Theater Review - Clock stopper

The beauty of 8 1/2 x 11 is its brevity. The city’s “most dangerous” play festival, produced annually by Dad’s Garage Theatre, pits nine short plays against an onscreen digital timer, keeping all but the last one under 11 minutes and limiting the final to just five-and-a-half. By the time you get sufficiently bored (or enamored, or annoyed) with a segment, it’s over.

Folks who’ve seen previous incarnations of 8 1/2 x 11 might expect the madcap revelry that the Dad’s crew is famous for, but this year’s show more often mixes the laughter with squirms. At least two of the plays leave the audience cringing a collective “ewww” at their finish.

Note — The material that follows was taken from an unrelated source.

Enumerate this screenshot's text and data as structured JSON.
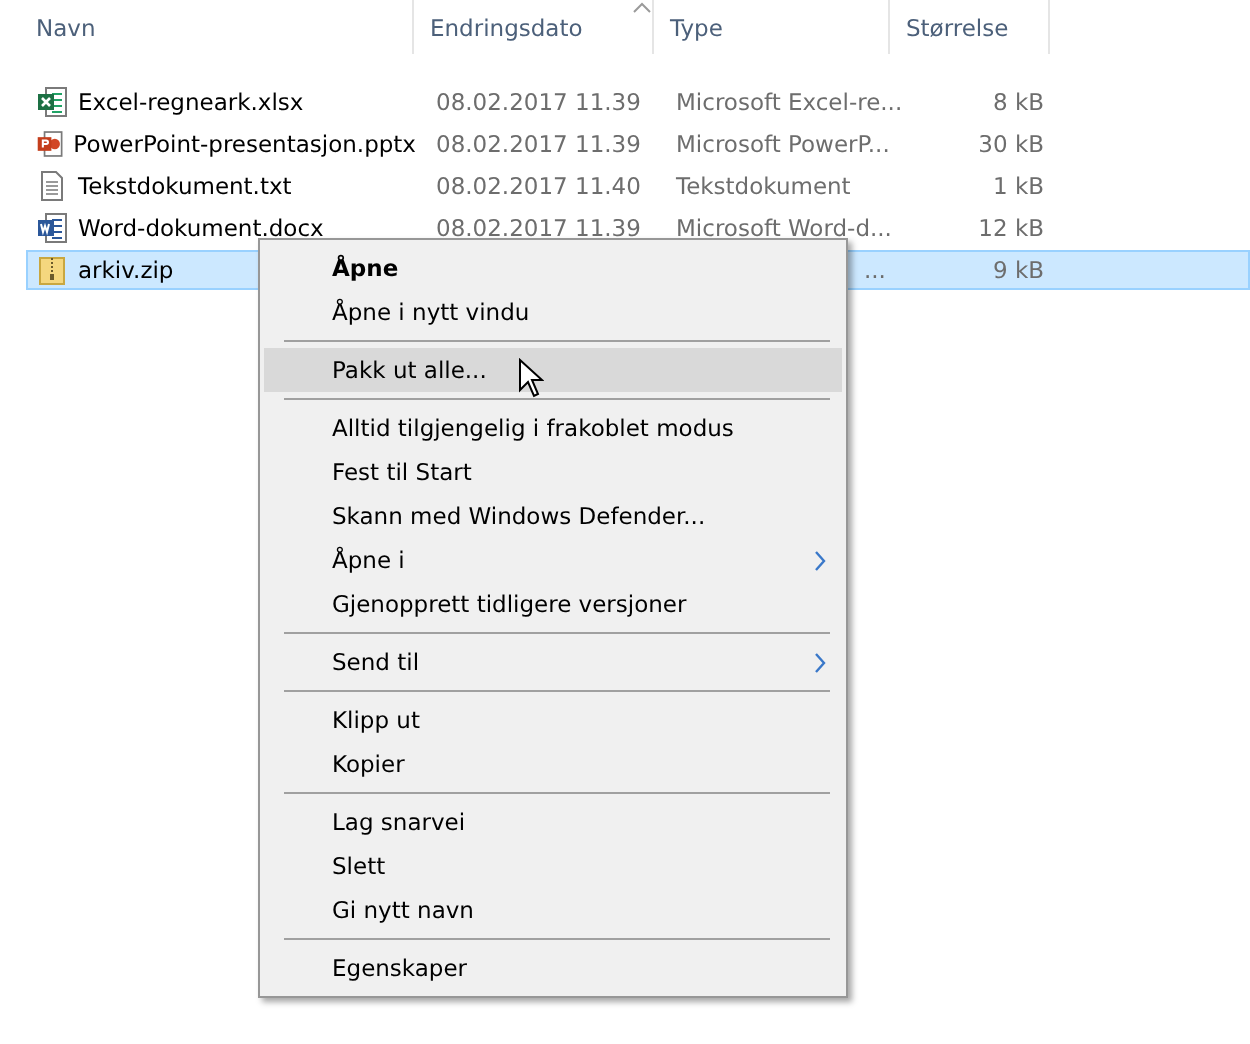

Valerie Jean Johnson’s “Your Typical, Everyday, Lighthearted, Romantic Comedy” finds a pedophile (Michael Terrazas) practicing pick-up lines at a playground. The piece won the Kennedy Center/American College Theatre Festival’s Ten Minute Play Competition and perhaps gives a glimpse of things to come as Dad’s national reputation grows.

The clock can’t run out fast enough for the “Da Tree Graces,” which sets a freaky familial conversation in a john. Written by Del Hamilton of 7 Stages, the piece swims in non sequiturs and gag-inducing scatological visuals.

Oddly enough, 8 1/2 x 11’s two best segments may be the ones without dialogue. Zoetic Dance Ensemble’s “Drag” starts slowly, but soon wows with its sexy, melancholy gyrations. “When Dignity is Lost, Many Options Open Up” follows a workaday stiff (Wade Tilton) as he struggles to make it to the office on time. Directed by Montica Pas of VisionQuest Theater, the piece plays like a frantic Tex Avery cartoon set to a David Bowie soundtrack.

Though 8 1/2 x 11 works as a fascinating cross-section of Atlanta theater talent (with PushPush, Theater Emory and others represented), that spirit of collaboration is undermined by the video interludes shown between segments. They begin as quippy observations from some of the personalities behind the production, but later clips become shameless commercials for Dad’s Garage improv comedy and classes. Riffs on “Masterpiece Theatre” in the first and final clips do warrant laughs, but the bits are mostly wasted filler in a show that hinges on its succinctness.

8 1/2 x 11 runs through Feb. 22. Thurs.-Sat. 8 p.m.; Feb. 3 at 8 p.m.; Feb. 16 at 5 p.m. $15-$20. Dad’s Garage Theatre, 280 Elizabeth St. 404-523-3141.